Your task: From the listing below, extract every line containing "JSON".

Data section:
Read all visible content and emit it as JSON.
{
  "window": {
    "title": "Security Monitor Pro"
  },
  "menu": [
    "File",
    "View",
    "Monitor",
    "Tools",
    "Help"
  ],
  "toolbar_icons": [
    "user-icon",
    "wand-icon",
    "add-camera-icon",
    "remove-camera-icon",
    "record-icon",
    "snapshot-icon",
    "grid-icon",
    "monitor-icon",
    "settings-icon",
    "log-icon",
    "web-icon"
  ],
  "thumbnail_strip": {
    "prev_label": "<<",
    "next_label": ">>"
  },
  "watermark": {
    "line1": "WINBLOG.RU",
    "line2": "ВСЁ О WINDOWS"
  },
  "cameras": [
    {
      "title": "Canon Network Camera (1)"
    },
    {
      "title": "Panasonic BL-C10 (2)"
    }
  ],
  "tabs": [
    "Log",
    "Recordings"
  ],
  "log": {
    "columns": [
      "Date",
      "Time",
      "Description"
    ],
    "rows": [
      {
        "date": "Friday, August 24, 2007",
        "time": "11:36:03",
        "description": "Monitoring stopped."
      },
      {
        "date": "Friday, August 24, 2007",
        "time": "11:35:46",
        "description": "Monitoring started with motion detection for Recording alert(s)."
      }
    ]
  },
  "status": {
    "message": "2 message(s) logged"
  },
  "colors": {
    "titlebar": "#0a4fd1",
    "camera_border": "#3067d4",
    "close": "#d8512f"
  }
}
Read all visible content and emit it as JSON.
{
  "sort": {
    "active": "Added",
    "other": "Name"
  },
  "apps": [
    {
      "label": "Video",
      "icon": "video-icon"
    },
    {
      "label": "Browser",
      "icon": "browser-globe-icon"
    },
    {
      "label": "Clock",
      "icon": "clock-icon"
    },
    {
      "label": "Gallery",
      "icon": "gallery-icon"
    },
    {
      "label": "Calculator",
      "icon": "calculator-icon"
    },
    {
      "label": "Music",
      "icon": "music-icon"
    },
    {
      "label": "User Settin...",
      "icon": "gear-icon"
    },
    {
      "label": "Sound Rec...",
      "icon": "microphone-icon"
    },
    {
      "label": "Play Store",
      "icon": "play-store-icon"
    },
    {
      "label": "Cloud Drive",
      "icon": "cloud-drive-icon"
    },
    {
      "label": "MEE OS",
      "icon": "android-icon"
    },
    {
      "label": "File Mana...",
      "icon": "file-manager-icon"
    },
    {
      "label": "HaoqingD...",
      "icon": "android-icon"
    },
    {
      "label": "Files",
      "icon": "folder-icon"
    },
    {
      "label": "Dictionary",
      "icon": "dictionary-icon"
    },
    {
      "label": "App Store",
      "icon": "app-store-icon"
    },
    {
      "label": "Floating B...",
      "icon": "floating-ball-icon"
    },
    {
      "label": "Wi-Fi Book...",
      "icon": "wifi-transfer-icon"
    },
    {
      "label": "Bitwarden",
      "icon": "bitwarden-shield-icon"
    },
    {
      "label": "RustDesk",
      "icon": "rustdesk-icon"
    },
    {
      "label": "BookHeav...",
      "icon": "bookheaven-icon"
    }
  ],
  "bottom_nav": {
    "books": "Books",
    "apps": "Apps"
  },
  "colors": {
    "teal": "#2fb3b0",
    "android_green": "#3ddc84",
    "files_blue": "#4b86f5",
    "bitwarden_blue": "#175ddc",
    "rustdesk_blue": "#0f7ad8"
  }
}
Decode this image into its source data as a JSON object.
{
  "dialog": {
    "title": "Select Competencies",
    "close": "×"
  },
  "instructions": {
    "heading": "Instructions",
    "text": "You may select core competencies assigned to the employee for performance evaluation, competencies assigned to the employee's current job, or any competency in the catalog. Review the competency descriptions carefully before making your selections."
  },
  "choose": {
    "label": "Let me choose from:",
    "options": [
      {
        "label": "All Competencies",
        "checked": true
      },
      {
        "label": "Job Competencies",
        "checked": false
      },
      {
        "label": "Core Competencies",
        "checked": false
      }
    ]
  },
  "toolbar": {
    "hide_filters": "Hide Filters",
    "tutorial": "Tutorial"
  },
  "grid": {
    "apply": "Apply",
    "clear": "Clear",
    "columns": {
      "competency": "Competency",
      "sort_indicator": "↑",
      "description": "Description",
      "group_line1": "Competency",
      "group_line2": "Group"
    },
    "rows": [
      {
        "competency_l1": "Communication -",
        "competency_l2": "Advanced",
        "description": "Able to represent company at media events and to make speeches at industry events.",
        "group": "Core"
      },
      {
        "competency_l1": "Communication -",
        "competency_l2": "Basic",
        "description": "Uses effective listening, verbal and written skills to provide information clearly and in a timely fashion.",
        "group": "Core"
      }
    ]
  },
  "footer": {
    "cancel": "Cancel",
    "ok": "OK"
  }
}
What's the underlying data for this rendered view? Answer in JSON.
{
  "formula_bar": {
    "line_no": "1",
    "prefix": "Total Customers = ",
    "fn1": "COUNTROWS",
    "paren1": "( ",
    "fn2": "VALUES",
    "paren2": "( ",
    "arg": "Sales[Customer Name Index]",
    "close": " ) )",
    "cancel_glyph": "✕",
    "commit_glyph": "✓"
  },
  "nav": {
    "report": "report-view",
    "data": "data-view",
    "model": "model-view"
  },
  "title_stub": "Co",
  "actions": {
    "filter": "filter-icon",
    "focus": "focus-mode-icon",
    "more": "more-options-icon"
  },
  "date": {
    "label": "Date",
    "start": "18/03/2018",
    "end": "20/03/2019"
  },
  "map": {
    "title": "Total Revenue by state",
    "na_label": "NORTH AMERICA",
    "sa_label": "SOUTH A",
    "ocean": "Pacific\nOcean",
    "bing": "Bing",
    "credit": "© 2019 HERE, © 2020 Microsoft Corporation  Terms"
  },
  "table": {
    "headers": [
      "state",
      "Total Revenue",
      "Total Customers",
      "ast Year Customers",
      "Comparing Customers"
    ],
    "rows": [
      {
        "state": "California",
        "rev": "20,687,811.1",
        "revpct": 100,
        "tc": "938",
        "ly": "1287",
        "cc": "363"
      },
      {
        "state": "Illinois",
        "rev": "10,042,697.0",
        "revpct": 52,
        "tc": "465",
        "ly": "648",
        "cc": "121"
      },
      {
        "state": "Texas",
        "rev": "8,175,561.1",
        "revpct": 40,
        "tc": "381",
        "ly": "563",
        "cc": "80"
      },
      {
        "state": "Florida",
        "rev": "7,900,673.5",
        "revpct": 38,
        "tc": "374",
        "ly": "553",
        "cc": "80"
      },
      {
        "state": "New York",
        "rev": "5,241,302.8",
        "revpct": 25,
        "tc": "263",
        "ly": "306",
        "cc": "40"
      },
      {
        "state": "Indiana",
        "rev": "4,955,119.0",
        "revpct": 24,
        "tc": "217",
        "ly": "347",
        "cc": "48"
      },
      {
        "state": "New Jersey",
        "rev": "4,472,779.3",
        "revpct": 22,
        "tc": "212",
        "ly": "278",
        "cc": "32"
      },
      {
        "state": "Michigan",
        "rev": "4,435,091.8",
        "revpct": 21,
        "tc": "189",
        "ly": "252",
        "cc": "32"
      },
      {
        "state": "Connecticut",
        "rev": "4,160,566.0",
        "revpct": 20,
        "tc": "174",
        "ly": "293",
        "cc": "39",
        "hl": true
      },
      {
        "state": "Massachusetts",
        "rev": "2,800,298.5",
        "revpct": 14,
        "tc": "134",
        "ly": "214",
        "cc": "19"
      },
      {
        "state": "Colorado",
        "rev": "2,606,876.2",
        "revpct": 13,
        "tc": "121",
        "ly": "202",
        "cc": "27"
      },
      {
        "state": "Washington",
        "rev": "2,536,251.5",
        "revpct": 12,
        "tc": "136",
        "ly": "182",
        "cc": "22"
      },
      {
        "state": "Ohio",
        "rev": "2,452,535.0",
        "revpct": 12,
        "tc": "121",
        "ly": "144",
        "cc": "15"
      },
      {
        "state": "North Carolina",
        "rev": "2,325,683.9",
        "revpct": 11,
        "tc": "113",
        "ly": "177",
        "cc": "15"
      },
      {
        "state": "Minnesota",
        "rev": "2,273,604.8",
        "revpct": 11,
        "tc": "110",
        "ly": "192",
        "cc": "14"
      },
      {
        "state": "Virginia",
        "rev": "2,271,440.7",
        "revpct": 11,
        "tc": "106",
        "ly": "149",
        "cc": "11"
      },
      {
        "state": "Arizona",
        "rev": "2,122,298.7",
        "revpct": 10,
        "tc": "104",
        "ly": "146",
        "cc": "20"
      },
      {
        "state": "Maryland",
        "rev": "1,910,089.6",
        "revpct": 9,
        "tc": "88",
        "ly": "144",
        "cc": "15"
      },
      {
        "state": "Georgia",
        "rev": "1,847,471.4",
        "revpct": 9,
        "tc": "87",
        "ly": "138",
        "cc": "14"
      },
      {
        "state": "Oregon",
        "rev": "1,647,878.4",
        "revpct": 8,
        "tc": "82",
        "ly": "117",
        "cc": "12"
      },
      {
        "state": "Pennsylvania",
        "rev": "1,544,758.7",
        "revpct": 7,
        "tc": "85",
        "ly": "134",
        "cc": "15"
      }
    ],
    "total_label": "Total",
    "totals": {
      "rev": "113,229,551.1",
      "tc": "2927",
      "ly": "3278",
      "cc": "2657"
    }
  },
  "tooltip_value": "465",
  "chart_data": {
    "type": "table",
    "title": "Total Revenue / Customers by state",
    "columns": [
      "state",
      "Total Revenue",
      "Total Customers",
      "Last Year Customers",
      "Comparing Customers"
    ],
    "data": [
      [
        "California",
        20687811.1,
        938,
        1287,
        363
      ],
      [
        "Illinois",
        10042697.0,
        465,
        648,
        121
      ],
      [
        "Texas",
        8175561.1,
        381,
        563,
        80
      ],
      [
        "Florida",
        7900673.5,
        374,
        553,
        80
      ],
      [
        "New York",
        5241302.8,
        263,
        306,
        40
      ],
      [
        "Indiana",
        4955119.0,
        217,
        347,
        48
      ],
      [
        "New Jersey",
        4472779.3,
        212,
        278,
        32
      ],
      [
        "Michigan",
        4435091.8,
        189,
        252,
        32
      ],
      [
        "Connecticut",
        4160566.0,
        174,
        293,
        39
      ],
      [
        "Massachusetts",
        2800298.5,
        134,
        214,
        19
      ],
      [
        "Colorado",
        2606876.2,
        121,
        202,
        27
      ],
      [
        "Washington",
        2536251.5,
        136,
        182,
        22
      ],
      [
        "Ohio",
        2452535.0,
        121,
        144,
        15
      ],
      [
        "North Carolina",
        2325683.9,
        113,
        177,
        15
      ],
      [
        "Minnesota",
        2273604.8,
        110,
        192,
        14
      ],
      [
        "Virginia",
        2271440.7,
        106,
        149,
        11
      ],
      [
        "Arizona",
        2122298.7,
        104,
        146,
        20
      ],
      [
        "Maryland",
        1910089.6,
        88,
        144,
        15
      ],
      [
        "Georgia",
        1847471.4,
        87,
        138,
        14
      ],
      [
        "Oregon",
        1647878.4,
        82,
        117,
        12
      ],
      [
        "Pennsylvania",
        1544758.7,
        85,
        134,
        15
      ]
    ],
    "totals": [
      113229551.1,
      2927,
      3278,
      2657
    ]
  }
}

Exercise answer:
Read all visible content and emit it as JSON.
Read all visible content and emit it as JSON.
Decode this image into its source data as a JSON object.
What's the underlying data for this rendered view? Answer in JSON.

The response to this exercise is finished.